Ponoka Stampede and Exhibition Association (PSA) continues to be financially strong, its membership was told at the annual general meeting to review financial statements and reorganize the executive.
Gord Parker of Rowland, Parker and Associates, presented members with a snapshot of the statement. He said the review engagement report, which is a step below an audit, gives a clean opinion. “Overall you’re still in a strong cash position, you have positive working capital and you have managed to reduce the bank debt.”
There are assets totalling $5.77 million in 2012 compared to $5.81 million in — the big difference is in the capital assets for the association, which donated land to the Ponoka Ag Event Centre Society (PAECS) with a value of $1.4 million.
Expenditures and revenue shows a loss of $72,814 for 2012 due to “donating a parcel of land to the ag event centre.” Income from operations was $296,611 in 2012 compared to $273,884 in 2011.
“So the operating income is comparable and actually has improved year over year,” said Parker.
He praised the association for being able to increase revenue after the 75th anniversary Ponoka Stampede in 2011. “It was a question all of us had going in was if it was going to be a one year spike, and it wasn’t.”
Parker explained how the Summer Send Off shows a loss of operations because of the Stampede board’s financial year-end date. The first concert began Sept. 1, 2011, which is also the first day of the board’s financial statements and is accounted for; the second Send Off started Aug. 31, 2012. The first day of the Send Off is in the current statement with the rest in next year’s.
“It also does report the first day, which would be Aug. 31, the Friday in this year,” he explained. “We had to do some wonderful cut-off work…in 2013 you will pick up days two and three of this year’s.”
He added the festival ran a loss of approximately $3,000. Revenue from the event shows ticket sales of $176,764 and beverage and liquor sales at $107,459. Total revenue is $377,374. Total expenses are at $380,330 with artists’ costs at $217,571.
Also on the agenda was the election of officers; the first position needed to be filled was president. Rick Wierzba completed his two-year term and vice-president Joe Dodds was nominated and elected into the position.
“I’ve sure enjoyed the support in the last two years,” said Wierzba. “The way everyone just kicked in has been fantastic.”
He feels the weather and the addition of the truck giveaway were some of the things that helped the Stampede run well.
Dodds congratulated Wierzba for his efforts. “First of all, I think we’d like to thank you Rick for being president. You’ve had two years, you’ve had your ups and downs; you had your dirt, you had outriders.
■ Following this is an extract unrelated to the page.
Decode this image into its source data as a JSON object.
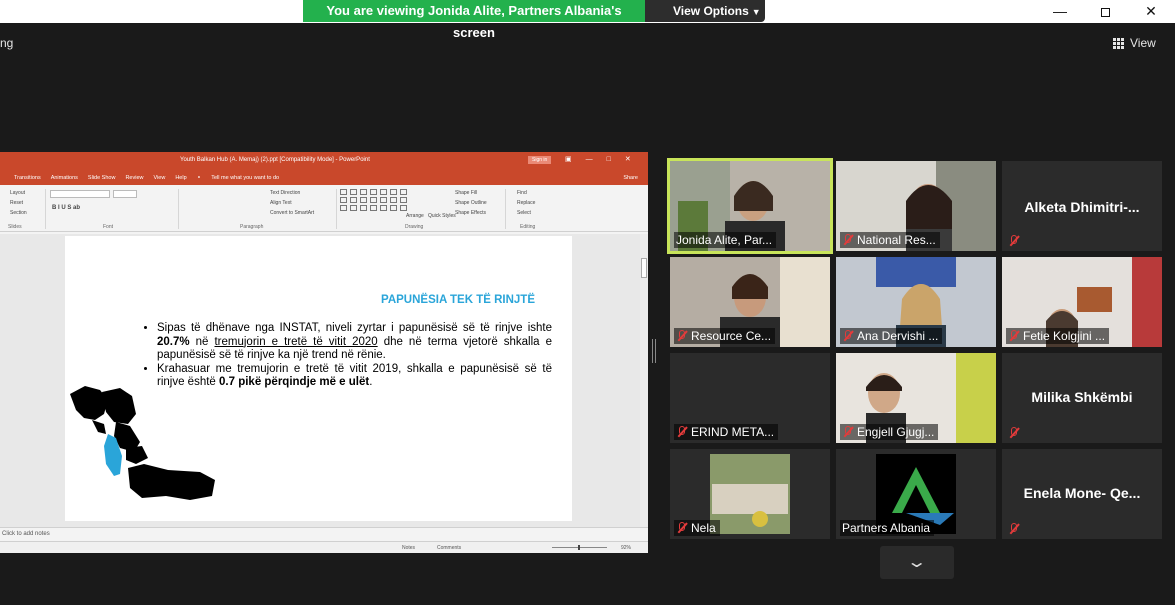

You also pulled off a hell of a 75th and last year you set an all-time attendance (record).”
He also thanked the members for their support.
“I personally feel we can do anything we want to do, especially if we work together, which we will,” he said.
He believes the next two years will be a time to make the Ponoka Stampede grow.
Ken Krossa, organizer of the 13th Rodeo Challenge, which gives physically or mentally challenged children a chance to compete at the Stampede. He thanked the association for the support, “to remind all of you guys you’re part of something special.”
He read some letters of thanks from parents whose children competed.
Coun. Rick Bonnett and Coun. Izak van der Westhuizen were in attendance and Bonnett feels the association hosts an entertaining rodeo. “The town as a whole benefits more than the town realizes.”
Dodds is looking forward to what the future brings for the stampede. “I can’t wait to see 100,000 (ticket sales) during the stampede.”
He reiterated what every past president before him said, “What makes the Ponoka Stampede is the volunteers.”
Dodds wants to see attendance grow and prize money increase for cowboys.
It is the largest professional seven-day rodeo in Canada and one of the top 10 in the world, said Dodds. He would like to see that tradition continue.
Wierzba was proud to have taken on the president’s role during the 75th anniversary and despite the disappointment of changing to two chuckwagon outriders from four, he praised the association and volunteers for making it work. “It just happens, it’s a network from top to bottom of the board.”
Mike Stretch was elected vice-president for a two-year term, and Terry Jones, Greg Butterfield and Danny Jones were elected directors for three years.